Time and again, media and non-governmental organizations make public where children have to work for the global value chain. Consumers can’t even be sure to avoid child labor when they buy certified products, recent research shows.
At the beginning of March, the investigative series “Dispatches” of the British TV channel “Channel 4” revealed that children under twelve work on Guatemalan coffee plantations. The harvested coffee beans were sold to Starbucks and Nestlé. The plantations are both marked with the “Fairtrade” seal and certified by the” Rainbow Alliance”, which excludes or limits child labor in the production chain.
Unfortunately, not an isolated case
Apparently, these are not isolated cases: children worked on all seven plantations on which the film team researched.
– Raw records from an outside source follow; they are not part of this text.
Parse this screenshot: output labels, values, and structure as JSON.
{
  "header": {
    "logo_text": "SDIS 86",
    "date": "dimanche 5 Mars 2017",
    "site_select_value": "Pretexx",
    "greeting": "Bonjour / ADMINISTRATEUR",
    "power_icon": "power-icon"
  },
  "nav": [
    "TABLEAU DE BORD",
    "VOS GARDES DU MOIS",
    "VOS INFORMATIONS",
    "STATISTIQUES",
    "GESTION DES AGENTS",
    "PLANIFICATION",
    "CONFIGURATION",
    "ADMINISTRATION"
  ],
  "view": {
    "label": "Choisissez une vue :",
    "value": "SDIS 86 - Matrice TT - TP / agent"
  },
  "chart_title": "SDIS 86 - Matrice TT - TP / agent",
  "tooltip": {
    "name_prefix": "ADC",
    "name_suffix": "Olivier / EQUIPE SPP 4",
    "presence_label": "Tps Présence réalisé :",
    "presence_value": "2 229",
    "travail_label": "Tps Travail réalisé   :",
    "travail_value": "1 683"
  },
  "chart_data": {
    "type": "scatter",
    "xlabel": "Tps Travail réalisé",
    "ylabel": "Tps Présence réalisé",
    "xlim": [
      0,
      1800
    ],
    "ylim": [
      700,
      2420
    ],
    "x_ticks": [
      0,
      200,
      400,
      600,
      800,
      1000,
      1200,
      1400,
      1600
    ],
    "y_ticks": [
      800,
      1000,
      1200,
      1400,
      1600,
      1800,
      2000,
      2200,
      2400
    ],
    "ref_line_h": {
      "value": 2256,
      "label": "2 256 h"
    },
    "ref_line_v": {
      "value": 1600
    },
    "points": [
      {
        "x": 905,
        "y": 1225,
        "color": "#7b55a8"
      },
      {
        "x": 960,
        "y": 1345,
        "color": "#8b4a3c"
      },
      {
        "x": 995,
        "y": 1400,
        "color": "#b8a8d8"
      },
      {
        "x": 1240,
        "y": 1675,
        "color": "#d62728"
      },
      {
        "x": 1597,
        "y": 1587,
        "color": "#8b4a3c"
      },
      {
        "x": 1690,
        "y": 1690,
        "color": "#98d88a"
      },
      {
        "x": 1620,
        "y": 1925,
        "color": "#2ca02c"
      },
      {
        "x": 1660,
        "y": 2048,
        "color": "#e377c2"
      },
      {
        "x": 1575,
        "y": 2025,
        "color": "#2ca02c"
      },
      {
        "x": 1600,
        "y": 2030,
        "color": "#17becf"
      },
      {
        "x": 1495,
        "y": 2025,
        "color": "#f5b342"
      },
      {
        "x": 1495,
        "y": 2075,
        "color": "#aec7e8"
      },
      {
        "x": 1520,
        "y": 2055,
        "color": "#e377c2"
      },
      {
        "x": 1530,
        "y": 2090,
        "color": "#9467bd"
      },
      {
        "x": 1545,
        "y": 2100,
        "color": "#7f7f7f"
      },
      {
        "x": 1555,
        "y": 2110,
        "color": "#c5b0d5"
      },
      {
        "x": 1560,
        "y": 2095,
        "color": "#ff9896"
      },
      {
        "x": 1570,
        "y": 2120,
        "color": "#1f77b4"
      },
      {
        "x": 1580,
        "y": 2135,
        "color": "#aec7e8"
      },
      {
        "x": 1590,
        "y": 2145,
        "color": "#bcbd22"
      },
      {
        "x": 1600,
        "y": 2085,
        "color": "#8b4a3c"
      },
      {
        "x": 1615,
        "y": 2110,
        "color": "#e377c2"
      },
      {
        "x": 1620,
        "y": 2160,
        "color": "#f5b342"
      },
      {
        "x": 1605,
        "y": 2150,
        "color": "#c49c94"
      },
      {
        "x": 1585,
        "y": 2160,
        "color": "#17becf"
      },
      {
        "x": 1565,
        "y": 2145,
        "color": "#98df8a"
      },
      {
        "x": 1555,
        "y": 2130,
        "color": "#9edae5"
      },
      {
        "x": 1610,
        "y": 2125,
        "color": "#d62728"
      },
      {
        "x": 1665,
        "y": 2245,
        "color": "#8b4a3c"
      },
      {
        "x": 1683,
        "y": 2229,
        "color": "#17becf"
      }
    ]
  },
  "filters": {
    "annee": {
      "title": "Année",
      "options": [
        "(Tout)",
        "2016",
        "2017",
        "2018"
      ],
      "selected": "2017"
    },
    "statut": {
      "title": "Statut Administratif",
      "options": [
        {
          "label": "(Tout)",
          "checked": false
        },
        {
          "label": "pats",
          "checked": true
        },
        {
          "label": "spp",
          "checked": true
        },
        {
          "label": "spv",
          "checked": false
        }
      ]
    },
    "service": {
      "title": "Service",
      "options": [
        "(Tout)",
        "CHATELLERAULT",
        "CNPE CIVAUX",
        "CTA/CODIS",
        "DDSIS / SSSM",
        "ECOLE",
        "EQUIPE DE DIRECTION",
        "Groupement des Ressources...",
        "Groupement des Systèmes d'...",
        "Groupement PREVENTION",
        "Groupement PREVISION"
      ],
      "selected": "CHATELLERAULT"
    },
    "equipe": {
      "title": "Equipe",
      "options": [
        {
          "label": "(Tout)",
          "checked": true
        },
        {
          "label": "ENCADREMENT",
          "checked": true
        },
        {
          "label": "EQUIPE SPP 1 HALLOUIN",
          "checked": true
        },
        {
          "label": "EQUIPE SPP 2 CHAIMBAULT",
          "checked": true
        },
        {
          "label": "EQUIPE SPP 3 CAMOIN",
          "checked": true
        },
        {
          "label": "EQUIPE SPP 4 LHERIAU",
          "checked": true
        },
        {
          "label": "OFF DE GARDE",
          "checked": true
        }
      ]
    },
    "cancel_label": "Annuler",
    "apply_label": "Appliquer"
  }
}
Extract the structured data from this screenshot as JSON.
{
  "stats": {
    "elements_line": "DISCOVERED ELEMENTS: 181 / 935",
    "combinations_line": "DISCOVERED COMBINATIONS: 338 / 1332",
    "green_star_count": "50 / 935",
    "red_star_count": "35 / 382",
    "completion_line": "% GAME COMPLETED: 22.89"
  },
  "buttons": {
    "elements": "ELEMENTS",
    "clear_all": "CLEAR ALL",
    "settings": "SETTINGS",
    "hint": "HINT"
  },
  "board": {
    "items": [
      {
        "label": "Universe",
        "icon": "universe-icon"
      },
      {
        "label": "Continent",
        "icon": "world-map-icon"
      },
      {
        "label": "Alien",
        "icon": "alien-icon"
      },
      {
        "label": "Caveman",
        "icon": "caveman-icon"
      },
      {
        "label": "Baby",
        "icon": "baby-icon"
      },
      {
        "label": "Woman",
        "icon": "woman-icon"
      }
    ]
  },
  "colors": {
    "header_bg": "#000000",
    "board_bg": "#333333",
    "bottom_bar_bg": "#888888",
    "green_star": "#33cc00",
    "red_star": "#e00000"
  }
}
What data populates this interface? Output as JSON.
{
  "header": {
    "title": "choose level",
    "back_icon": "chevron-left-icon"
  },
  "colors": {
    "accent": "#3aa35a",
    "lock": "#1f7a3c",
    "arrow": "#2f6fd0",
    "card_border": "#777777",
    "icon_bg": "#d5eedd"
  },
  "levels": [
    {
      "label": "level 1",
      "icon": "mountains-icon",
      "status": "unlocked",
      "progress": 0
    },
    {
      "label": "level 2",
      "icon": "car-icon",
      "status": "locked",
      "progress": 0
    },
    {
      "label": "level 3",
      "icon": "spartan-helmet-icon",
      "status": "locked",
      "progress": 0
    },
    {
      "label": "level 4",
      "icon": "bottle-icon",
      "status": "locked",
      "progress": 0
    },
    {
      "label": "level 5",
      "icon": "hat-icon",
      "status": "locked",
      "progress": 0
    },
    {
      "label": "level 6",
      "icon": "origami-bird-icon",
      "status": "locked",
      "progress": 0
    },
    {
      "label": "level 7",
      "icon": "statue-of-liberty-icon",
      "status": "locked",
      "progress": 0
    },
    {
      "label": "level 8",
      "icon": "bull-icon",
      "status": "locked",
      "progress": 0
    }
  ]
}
All seven did business with Nestlé, five of them with Starbucks. The film crew estimated the age of the children at only eight years.
Harvesting coffee is hard work that starts early in the morning. From six o’clock, the harvesters pick the ripe, red fruits from the coffee bushes and collect them in a basket, which they carry at the hip. The work in steep terrain lasts until the early afternoon.
The pickers are paid by weight. The report shows how children and young people carry heavy coffee bags to the weighing station. They receive a wage of just under six francs per day, but it can be quite less. That’s about as much as a single Café latte in a Starbucks eatery costs.
Even poverty does not justify child labor
Whether palm oil, cocoa, electronics or crabs, many products use child labor. It is sometimes more and often less compatible with the child’s well-being. The use of children in production chains is a complex Problem. Many countries have regulations that are much looser than in this country. Out of necessity: about half of the Guatemalan population lives below the poverty line.
It is usually stipulated that children are allowed to work within certain limits, provided that their education and health do not suffer. However, for children who work 40 hours and up to six days a week, like the coffee pickers in Guatemala, school lessons are impossible. Neither the UN directive on child labour nor the Guatemalan legal situation allow this. Both Nestlé and Starbucks are likely to be accused of violations of international labour laws, human rights lawyer Oliver Holland comments to Channel 4.
In their voluntary commitments, both Starbucks and Nestlé speak out against child labour. If children were hired, their work “should not endanger the education, health, safety, and mental and physical development of the child,” according to Starbucks “Global Human Rights Statement.” For Nestlé, child labour is simply “unacceptable”, CEO Guillaume Le Cunff responded to the report by"Channel 4”.
Starbucks assured that they had not bought coffee from the companies visited by” Dispatches " last season. According to the company, it ceased cooperation with the plantations under investigation and announced an investigation. According to local farmers, Nespresso inspectors only come by once a year, and Starbucks inspections are even rarer.
… and a contrite Hollywood Star
The predominantly British media, which reported on the research of “Channel 4”, concentrated in the reporting mainly on a prominent name: George Clooney, who has been advertising for Nespresso for 14 years, showed himself” sad “and"shaken”.
The Hollywood star, whose commitment as an ambassador of Nespresso has earned him more than $40 million, sits on Nespresso’s Sustainability Advisory Board. “It is clear that this board and this company still have a lot to do. And this work will be done,” he said. “I hope that this Reporter will continue to investigate and report on these conditions if they do not improve,” he said.
It is great that George Clooney supports the investigation, comments “Dispatches” Reporter Anthony Barnett Clooney’s Statement. But if he was serious about it, he had to make sure that Nespresso took money in hand. Announcing an investigation is easy and a delivery stop will hit the wrong people. The reason the children worked was that their parents and the farms on which they worked were not paid enough.